Check each line below for the word "down" and give the count alone.
>>>
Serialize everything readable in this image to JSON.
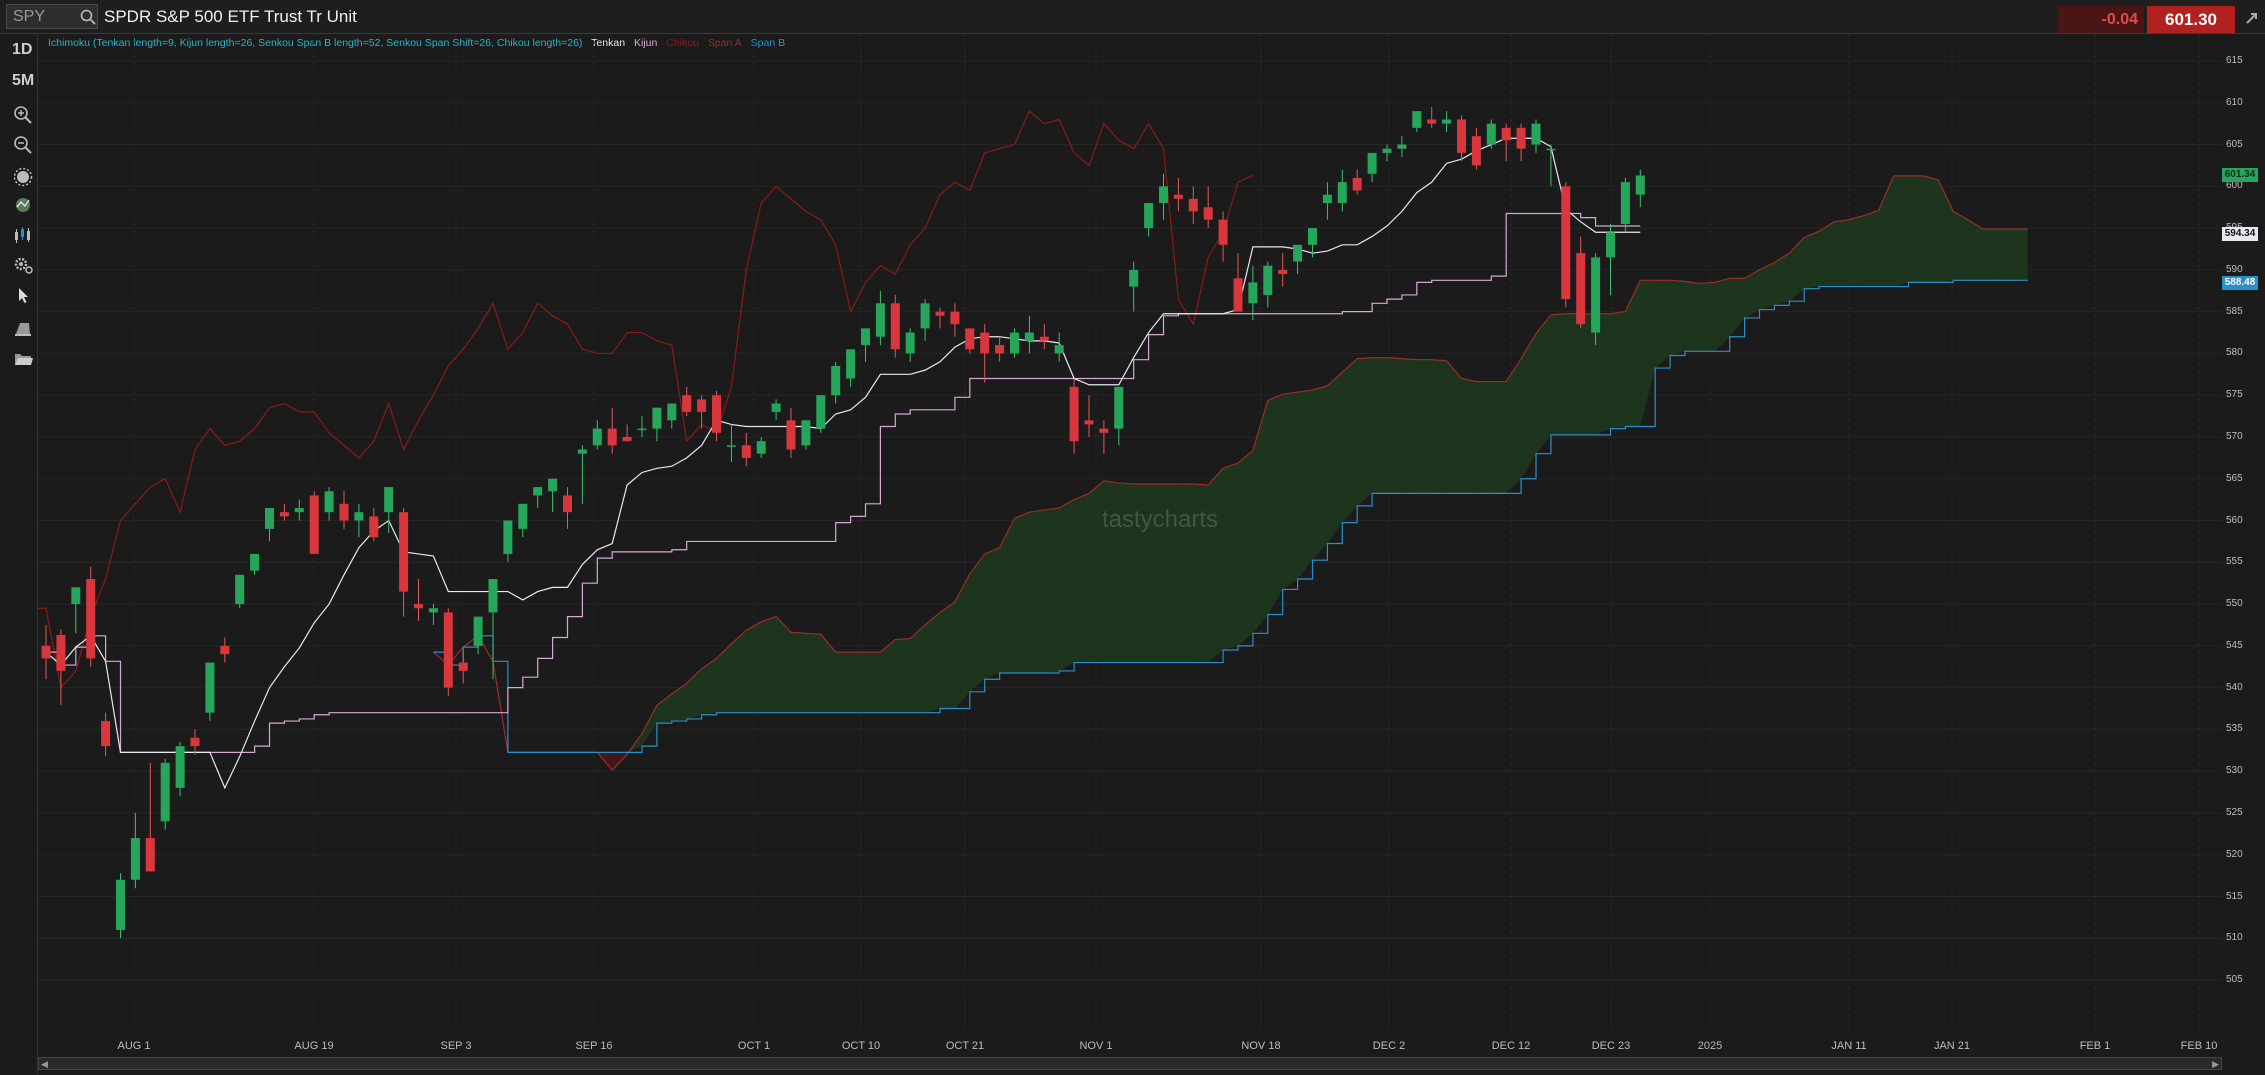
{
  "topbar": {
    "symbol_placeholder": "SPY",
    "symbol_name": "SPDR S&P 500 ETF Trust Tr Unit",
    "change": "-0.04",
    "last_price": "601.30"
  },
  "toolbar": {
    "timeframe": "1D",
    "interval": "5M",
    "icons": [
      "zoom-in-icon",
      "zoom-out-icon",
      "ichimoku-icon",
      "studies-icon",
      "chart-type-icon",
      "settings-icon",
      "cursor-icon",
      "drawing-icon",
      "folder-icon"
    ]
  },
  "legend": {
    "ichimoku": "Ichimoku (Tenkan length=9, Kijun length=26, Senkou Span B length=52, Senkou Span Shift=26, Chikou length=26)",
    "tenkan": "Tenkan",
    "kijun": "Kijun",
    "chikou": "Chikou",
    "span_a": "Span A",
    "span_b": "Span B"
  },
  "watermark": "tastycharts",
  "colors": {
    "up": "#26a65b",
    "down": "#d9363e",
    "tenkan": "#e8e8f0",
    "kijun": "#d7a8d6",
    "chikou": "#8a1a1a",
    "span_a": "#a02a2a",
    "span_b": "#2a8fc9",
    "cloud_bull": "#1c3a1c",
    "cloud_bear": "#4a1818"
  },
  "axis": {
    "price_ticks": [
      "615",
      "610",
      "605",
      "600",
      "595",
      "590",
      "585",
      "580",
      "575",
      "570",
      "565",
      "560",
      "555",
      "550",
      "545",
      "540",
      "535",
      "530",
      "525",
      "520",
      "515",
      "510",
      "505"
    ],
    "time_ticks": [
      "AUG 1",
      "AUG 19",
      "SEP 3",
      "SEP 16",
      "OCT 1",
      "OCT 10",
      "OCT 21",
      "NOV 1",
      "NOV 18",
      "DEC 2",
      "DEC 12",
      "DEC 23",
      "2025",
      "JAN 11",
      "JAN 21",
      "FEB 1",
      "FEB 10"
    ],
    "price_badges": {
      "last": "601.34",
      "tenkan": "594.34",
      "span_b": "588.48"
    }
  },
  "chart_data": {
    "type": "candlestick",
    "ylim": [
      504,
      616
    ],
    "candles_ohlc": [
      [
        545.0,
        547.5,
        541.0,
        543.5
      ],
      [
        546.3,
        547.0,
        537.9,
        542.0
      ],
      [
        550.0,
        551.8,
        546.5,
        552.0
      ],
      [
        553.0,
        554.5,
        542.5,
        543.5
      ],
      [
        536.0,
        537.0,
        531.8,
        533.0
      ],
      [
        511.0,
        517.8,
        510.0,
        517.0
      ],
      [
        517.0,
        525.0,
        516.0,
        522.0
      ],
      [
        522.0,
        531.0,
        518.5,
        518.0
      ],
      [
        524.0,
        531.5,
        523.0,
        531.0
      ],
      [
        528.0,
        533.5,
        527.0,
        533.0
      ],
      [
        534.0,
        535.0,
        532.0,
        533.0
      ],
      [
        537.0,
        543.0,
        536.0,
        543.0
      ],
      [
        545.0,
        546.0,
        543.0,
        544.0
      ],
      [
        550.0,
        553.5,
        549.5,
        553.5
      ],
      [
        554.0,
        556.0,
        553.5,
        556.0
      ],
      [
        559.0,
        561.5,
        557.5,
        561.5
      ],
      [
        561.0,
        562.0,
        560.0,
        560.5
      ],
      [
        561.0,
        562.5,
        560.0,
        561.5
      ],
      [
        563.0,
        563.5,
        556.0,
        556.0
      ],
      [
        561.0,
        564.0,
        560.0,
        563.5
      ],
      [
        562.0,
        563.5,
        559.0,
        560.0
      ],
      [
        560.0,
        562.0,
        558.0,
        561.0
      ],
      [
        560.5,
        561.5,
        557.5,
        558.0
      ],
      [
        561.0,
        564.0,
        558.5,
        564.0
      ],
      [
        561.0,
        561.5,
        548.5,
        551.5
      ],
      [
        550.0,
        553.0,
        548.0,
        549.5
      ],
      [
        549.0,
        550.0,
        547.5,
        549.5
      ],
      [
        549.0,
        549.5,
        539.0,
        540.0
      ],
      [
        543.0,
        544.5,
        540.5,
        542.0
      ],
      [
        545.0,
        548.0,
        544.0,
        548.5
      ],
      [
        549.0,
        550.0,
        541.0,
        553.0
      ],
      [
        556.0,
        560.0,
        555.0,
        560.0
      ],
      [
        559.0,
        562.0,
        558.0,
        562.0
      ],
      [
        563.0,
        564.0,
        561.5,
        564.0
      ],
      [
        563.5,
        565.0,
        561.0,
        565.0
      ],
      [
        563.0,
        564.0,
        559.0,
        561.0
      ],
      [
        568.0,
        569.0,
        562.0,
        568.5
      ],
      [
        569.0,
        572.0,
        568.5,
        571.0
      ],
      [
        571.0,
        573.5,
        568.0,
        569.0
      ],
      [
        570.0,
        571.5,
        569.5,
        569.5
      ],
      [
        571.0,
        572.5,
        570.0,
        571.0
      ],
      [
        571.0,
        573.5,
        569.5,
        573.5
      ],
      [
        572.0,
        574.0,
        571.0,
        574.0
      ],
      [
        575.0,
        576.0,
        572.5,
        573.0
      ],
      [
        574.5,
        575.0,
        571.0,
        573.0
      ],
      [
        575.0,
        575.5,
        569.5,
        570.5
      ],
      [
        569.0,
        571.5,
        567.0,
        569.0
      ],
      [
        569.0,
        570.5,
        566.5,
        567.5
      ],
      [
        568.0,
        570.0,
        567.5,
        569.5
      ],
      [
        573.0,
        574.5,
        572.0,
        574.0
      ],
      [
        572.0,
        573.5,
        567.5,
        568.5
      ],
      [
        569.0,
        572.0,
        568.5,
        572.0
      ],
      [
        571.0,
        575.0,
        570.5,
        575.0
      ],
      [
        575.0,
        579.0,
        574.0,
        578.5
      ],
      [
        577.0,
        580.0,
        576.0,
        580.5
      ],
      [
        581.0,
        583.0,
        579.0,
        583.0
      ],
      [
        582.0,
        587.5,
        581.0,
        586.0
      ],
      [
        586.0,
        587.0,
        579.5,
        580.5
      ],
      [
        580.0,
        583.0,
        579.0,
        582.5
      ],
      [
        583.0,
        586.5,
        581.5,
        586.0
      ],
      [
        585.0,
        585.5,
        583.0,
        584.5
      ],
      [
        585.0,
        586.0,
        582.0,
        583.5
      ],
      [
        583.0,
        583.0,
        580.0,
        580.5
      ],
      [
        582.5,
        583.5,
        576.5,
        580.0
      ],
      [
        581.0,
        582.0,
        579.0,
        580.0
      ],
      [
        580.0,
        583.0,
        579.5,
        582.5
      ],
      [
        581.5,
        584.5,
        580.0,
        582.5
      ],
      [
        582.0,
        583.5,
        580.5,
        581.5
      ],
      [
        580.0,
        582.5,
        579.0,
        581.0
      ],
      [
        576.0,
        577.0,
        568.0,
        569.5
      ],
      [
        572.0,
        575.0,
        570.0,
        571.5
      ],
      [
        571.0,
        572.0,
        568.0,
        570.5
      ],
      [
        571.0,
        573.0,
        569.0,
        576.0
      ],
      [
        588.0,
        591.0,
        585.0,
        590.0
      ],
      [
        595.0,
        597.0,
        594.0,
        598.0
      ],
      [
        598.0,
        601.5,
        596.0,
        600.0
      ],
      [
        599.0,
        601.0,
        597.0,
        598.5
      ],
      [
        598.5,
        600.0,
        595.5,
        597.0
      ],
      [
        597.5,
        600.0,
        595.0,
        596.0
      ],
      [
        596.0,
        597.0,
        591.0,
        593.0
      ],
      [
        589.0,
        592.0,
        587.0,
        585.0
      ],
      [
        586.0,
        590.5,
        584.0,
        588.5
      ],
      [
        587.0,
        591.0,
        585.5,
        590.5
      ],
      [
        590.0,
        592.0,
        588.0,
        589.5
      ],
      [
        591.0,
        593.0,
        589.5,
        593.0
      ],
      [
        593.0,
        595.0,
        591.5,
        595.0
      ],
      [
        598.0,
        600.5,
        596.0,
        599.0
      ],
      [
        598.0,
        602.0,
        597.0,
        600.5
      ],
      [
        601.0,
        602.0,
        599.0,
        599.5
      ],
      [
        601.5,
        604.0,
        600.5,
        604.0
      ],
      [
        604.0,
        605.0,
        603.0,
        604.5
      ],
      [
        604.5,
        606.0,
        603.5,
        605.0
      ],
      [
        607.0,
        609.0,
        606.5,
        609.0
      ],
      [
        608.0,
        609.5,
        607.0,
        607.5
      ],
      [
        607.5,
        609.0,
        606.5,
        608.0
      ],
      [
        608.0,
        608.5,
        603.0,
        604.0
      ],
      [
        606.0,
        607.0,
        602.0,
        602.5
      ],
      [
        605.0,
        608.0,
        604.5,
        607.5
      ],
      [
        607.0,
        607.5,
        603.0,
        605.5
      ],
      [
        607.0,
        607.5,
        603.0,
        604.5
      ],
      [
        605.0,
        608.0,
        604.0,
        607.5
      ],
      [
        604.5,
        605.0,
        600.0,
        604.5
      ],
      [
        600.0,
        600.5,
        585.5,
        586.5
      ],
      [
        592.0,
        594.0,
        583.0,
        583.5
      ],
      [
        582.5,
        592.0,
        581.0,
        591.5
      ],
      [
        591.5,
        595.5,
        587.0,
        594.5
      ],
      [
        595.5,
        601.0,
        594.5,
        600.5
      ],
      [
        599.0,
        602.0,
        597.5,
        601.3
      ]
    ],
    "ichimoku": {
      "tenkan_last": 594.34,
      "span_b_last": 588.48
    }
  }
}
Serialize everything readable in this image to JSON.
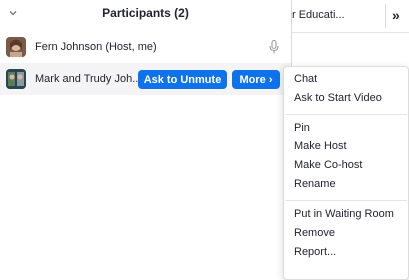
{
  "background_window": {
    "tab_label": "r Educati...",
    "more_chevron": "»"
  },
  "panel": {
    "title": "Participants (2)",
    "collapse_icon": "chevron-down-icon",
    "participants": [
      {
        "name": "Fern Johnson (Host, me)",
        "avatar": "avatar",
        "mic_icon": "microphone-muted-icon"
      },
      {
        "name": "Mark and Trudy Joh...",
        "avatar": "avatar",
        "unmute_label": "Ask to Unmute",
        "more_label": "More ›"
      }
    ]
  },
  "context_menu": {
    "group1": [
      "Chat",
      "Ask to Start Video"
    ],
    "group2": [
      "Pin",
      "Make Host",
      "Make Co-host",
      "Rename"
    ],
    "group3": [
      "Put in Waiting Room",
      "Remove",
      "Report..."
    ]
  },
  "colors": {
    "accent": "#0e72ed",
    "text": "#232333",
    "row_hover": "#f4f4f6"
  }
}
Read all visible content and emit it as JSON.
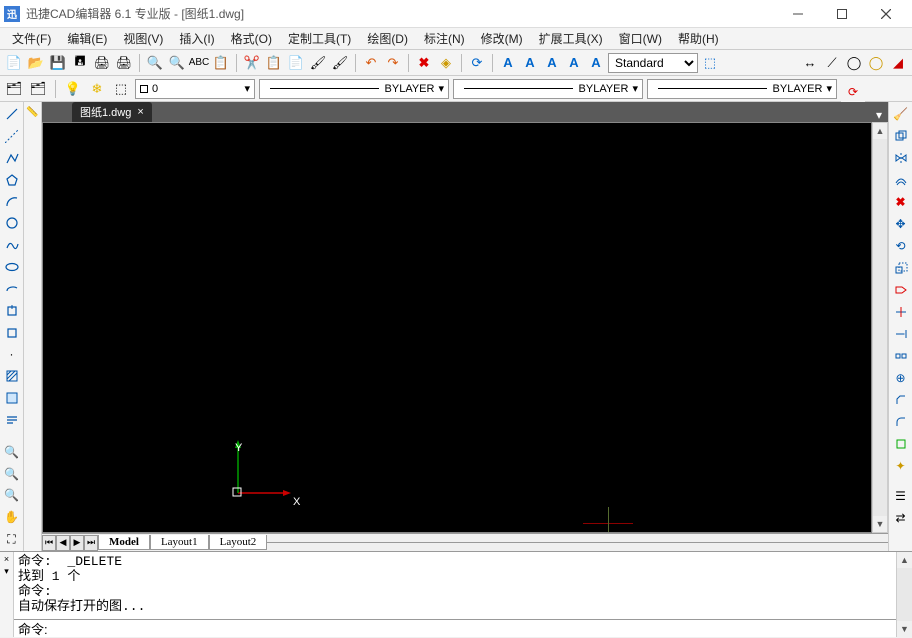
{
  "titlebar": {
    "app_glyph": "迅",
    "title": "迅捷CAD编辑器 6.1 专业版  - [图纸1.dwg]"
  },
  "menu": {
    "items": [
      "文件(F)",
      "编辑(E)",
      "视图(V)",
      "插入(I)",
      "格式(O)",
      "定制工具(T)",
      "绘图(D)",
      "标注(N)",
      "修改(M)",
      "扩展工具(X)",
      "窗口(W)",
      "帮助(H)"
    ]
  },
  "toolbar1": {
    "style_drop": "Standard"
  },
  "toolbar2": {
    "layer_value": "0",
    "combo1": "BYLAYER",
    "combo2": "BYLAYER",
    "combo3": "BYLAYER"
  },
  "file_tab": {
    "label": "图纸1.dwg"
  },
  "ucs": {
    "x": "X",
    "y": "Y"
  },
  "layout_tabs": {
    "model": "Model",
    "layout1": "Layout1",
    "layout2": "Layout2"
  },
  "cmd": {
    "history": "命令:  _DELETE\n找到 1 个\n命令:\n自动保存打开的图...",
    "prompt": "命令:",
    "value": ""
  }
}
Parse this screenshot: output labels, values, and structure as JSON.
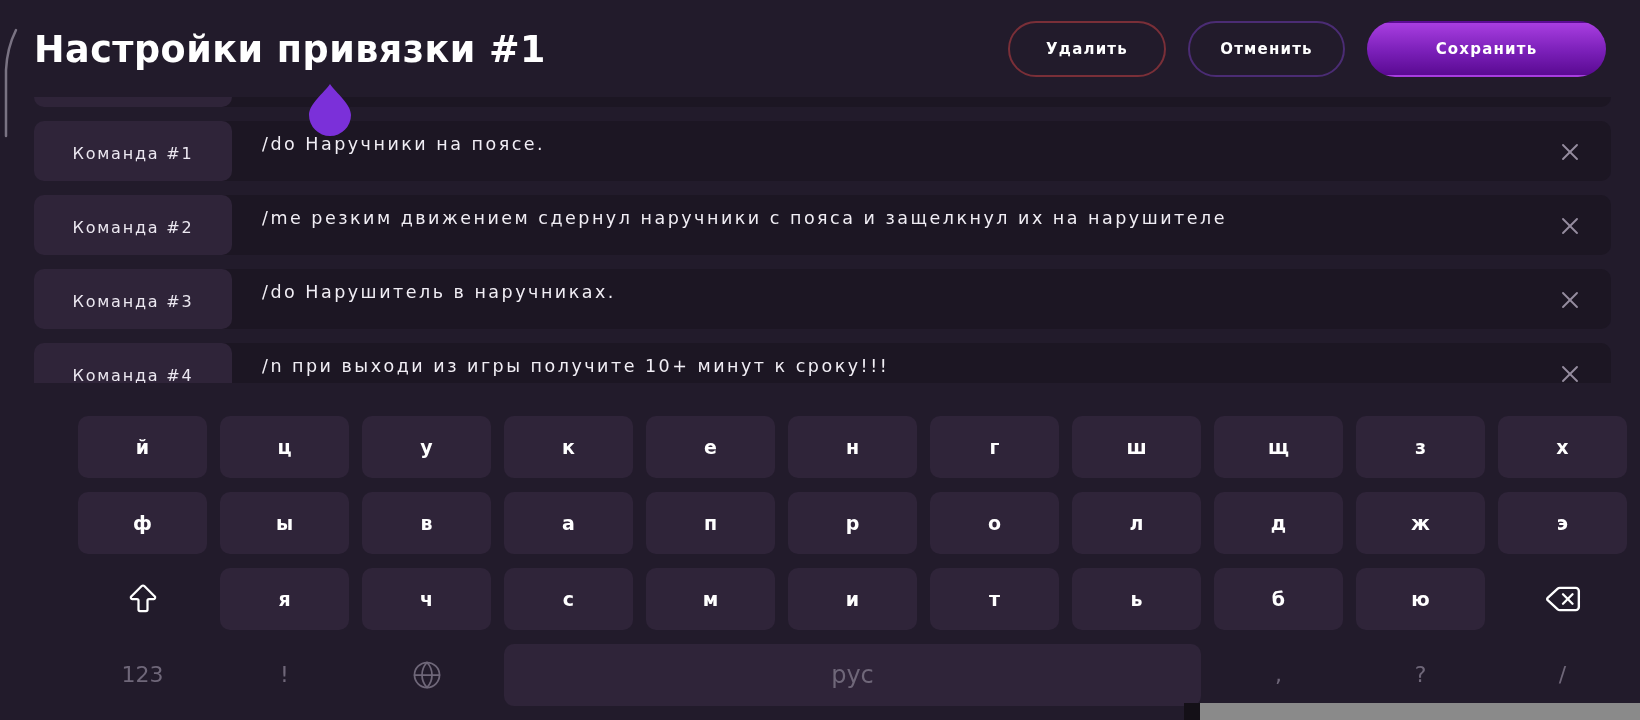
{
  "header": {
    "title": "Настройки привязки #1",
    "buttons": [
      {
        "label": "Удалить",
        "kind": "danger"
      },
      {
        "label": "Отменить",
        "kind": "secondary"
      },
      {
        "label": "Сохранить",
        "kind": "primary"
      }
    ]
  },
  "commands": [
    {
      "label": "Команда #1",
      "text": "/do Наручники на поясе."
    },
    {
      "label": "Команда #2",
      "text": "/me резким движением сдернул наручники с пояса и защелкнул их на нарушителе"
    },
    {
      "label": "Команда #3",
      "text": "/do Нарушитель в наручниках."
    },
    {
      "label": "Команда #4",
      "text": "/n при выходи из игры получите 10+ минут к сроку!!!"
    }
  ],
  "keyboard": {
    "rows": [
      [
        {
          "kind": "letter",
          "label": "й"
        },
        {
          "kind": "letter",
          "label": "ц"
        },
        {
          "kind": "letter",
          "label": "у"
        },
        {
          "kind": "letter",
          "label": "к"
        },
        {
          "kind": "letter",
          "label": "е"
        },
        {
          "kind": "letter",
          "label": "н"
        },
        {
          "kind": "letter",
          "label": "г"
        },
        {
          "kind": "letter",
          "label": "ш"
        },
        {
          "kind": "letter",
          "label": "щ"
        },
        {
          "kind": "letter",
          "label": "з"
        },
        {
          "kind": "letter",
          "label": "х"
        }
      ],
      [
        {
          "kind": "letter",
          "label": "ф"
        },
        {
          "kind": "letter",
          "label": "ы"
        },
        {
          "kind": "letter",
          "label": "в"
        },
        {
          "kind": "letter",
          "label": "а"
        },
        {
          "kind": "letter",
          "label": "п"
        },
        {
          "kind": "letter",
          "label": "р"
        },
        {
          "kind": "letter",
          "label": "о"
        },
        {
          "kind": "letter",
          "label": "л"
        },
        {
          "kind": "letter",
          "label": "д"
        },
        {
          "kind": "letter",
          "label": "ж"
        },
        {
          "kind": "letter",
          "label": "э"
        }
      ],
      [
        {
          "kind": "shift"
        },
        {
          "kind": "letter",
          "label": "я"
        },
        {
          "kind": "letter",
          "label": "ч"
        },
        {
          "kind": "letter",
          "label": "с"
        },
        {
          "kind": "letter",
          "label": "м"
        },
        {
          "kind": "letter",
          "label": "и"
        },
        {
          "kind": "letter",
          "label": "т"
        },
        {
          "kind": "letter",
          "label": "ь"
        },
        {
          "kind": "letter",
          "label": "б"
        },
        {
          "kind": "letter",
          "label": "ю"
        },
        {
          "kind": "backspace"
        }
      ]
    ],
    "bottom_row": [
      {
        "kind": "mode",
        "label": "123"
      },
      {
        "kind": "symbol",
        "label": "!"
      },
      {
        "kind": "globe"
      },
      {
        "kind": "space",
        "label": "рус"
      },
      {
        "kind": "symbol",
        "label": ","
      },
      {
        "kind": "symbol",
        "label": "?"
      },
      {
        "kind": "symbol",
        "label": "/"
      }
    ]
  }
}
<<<
**FINISHED EXERCISE**
2